(Data items)
== Segment start ==
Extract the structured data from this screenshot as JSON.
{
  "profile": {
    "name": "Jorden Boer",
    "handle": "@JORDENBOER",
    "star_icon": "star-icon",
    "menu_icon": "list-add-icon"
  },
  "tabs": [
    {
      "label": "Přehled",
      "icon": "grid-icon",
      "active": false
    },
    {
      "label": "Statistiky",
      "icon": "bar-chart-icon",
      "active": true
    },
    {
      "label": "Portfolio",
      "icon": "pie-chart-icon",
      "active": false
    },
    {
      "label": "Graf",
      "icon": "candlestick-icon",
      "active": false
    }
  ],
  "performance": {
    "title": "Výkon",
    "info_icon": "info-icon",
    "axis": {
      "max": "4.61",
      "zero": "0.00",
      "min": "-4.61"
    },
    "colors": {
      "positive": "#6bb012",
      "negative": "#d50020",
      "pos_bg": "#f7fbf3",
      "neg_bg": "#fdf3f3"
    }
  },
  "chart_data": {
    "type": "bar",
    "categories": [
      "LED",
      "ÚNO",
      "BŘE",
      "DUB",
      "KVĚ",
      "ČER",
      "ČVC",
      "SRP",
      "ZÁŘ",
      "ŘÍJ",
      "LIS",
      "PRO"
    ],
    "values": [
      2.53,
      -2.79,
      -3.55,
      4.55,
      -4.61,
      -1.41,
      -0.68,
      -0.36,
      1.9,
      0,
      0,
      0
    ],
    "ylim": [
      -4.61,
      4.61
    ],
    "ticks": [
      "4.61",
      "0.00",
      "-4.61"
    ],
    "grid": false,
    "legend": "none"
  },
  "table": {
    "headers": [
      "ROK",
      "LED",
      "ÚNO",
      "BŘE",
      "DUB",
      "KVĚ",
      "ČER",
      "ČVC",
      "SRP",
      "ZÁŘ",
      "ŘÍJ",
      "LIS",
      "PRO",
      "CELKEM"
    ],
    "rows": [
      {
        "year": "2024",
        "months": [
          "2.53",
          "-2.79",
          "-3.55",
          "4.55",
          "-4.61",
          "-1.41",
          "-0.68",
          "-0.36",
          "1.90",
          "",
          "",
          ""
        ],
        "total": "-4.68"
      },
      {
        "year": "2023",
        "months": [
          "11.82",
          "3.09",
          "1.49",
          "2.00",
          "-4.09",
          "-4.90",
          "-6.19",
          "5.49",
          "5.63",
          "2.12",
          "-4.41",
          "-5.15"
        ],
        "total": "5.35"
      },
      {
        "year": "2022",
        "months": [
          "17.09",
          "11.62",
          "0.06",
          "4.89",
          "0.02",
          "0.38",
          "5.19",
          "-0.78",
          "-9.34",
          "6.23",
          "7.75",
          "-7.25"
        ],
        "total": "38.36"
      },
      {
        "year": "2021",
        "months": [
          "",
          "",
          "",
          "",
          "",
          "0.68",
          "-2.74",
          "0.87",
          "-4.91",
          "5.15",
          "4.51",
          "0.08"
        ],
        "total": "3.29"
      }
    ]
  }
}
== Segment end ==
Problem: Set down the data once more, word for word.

Written reply:
Extract the structured data from this screenshot as JSON.
{
  "profile": {
    "name": "Jorden Boer",
    "handle": "@JORDENBOER",
    "star_icon": "star-icon",
    "menu_icon": "list-add-icon"
  },
  "tabs": [
    {
      "label": "Přehled",
      "icon": "grid-icon",
      "active": false
    },
    {
      "label": "Statistiky",
      "icon": "bar-chart-icon",
      "active": true
    },
    {
      "label": "Portfolio",
      "icon": "pie-chart-icon",
      "active": false
    },
    {
      "label": "Graf",
      "icon": "candlestick-icon",
      "active": false
    }
  ],
  "performance": {
    "title": "Výkon",
    "info_icon": "info-icon",
    "axis": {
      "max": "4.61",
      "zero": "0.00",
      "min": "-4.61"
    },
    "colors": {
      "positive": "#6bb012",
      "negative": "#d50020",
      "pos_bg": "#f7fbf3",
      "neg_bg": "#fdf3f3"
    }
  },
  "chart_data": {
    "type": "bar",
    "categories": [
      "LED",
      "ÚNO",
      "BŘE",
      "DUB",
      "KVĚ",
      "ČER",
      "ČVC",
      "SRP",
      "ZÁŘ",
      "ŘÍJ",
      "LIS",
      "PRO"
    ],
    "values": [
      2.53,
      -2.79,
      -3.55,
      4.55,
      -4.61,
      -1.41,
      -0.68,
      -0.36,
      1.9,
      0,
      0,
      0
    ],
    "ylim": [
      -4.61,
      4.61
    ],
    "ticks": [
      "4.61",
      "0.00",
      "-4.61"
    ],
    "grid": false,
    "legend": "none"
  },
  "table": {
    "headers": [
      "ROK",
      "LED",
      "ÚNO",
      "BŘE",
      "DUB",
      "KVĚ",
      "ČER",
      "ČVC",
      "SRP",
      "ZÁŘ",
      "ŘÍJ",
      "LIS",
      "PRO",
      "CELKEM"
    ],
    "rows": [
      {
        "year": "2024",
        "months": [
          "2.53",
          "-2.79",
          "-3.55",
          "4.55",
          "-4.61",
          "-1.41",
          "-0.68",
          "-0.36",
          "1.90",
          "",
          "",
          ""
        ],
        "total": "-4.68"
      },
      {
        "year": "2023",
        "months": [
          "11.82",
          "3.09",
          "1.49",
          "2.00",
          "-4.09",
          "-4.90",
          "-6.19",
          "5.49",
          "5.63",
          "2.12",
          "-4.41",
          "-5.15"
        ],
        "total": "5.35"
      },
      {
        "year": "2022",
        "months": [
          "17.09",
          "11.62",
          "0.06",
          "4.89",
          "0.02",
          "0.38",
          "5.19",
          "-0.78",
          "-9.34",
          "6.23",
          "7.75",
          "-7.25"
        ],
        "total": "38.36"
      },
      {
        "year": "2021",
        "months": [
          "",
          "",
          "",
          "",
          "",
          "0.68",
          "-2.74",
          "0.87",
          "-4.91",
          "5.15",
          "4.51",
          "0.08"
        ],
        "total": "3.29"
      }
    ]
  }
}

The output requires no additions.